Dispennett said internships are usually competitive because the experience leads to advantages in the job market after graduation.

“You are able to build on skills that aren’t as strong or showcase your strong skills,” she said. “Also, I’ve talked to a lot of employers who are hiring individuals that have done an internship with them. They’ve already seen what (the intern) can do and what they’re strong points are. It’s a working interview in itself.”

Dispennett also said that students can decrease the competition by looking for qualified work experience that isn’t labeled an internship. Some of the ways students can go about finding an internship or job are to talk to people already in the field or research internships at the Career Center, Dispennett said.

“Students should start with people they already know in their field and talk to them about possibilities in places they work,” she said. “Look at internships offered in the past. The Career Center has books and directories of past internships. Also the Career Placement Center in the different colleges gives internship listings all the time.”

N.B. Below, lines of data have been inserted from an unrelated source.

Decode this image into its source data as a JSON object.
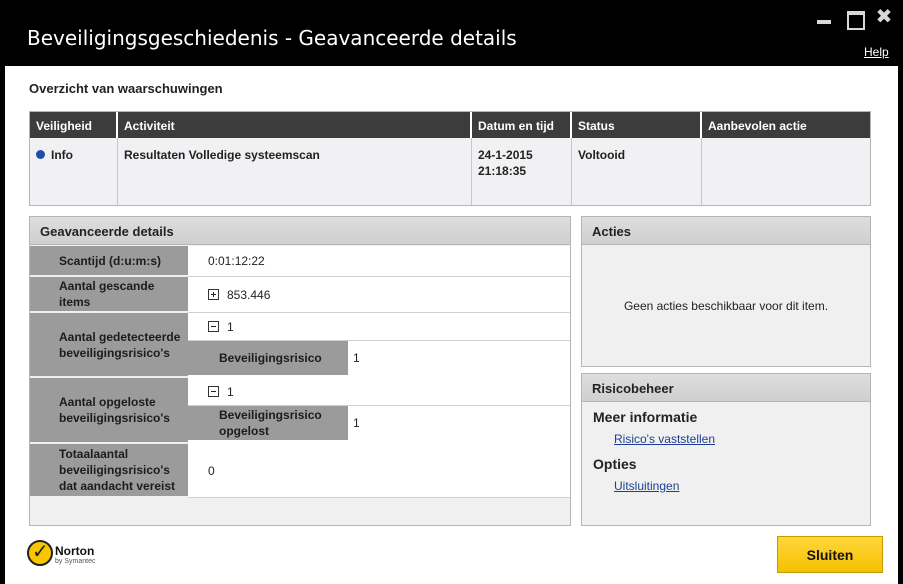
{
  "window": {
    "title": "Beveiligingsgeschiedenis - Geavanceerde details",
    "help": "Help",
    "minimize_icon": "minimize-icon",
    "maximize_icon": "maximize-icon",
    "close_icon": "close-icon",
    "close_glyph": "✖"
  },
  "overview": {
    "heading": "Overzicht van waarschuwingen",
    "columns": [
      "Veiligheid",
      "Activiteit",
      "Datum en tijd",
      "Status",
      "Aanbevolen actie"
    ],
    "row": {
      "severity": "Info",
      "activity": "Resultaten Volledige systeemscan",
      "date": "24-1-2015",
      "time": "21:18:35",
      "status": "Voltooid",
      "action": ""
    },
    "severity_color": "#1e4ea8"
  },
  "details": {
    "heading": "Geavanceerde details",
    "scan_time_label": "Scantijd (d:u:m:s)",
    "scan_time_value": "0:01:12:22",
    "scanned_items_label": "Aantal gescande items",
    "scanned_items_value": "853.446",
    "detected_label": "Aantal gedetecteerde beveiligingsrisico's",
    "detected_value": "1",
    "detected_sub_label": "Beveiligingsrisico",
    "detected_sub_value": "1",
    "resolved_label": "Aantal opgeloste beveiligingsrisico's",
    "resolved_value": "1",
    "resolved_sub_label": "Beveiligingsrisico opgelost",
    "resolved_sub_value": "1",
    "attention_label": "Totaalaantal beveiligingsrisico's dat aandacht vereist",
    "attention_value": "0"
  },
  "actions": {
    "heading": "Acties",
    "empty_text": "Geen acties beschikbaar voor dit item."
  },
  "risk": {
    "heading": "Risicobeheer",
    "more_info": "Meer informatie",
    "more_info_link": "Risico's vaststellen",
    "options": "Opties",
    "options_link": "Uitsluitingen"
  },
  "footer": {
    "brand": "Norton",
    "brand_sub": "by Symantec",
    "close_button": "Sluiten",
    "accent": "#f5c000"
  }
}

Jamie Lee Shaffer, junior in Communications, spent last summer doing an internship for a television station in Springfield and will complete another one this summer.

“The experience is crazy because you have the classes and they are so boring, but then you get to go and see what it’s really like,” Shaffer said. “It reminds you why you’re doing what you’re doing.”

Shaffer was recently offered a non-paid internship at MSNBC in New York. She said non-paid internships are a drawback in the broadcast field.

“It’s nine weeks long and I’m going to look for another job, but my parents have been nothing but supportive,” she said. “I think they’ve accepted the fact that it’s going to be a few years before I can support myself.”

With nonpaying internships, some colleges offer scholarships to help with the expense or class credit. Dispennett said finding a part-time job is also an option.

Abry said he feels internships benefit a student more than just getting experience in that field.

“The most important things are not just doing it but leading up to it, too. Getting (the internships), searching for them, and getting apartments help you learn how to be resourceful,” Abry said. “Those are skills you need wherever you go, not just in your field.”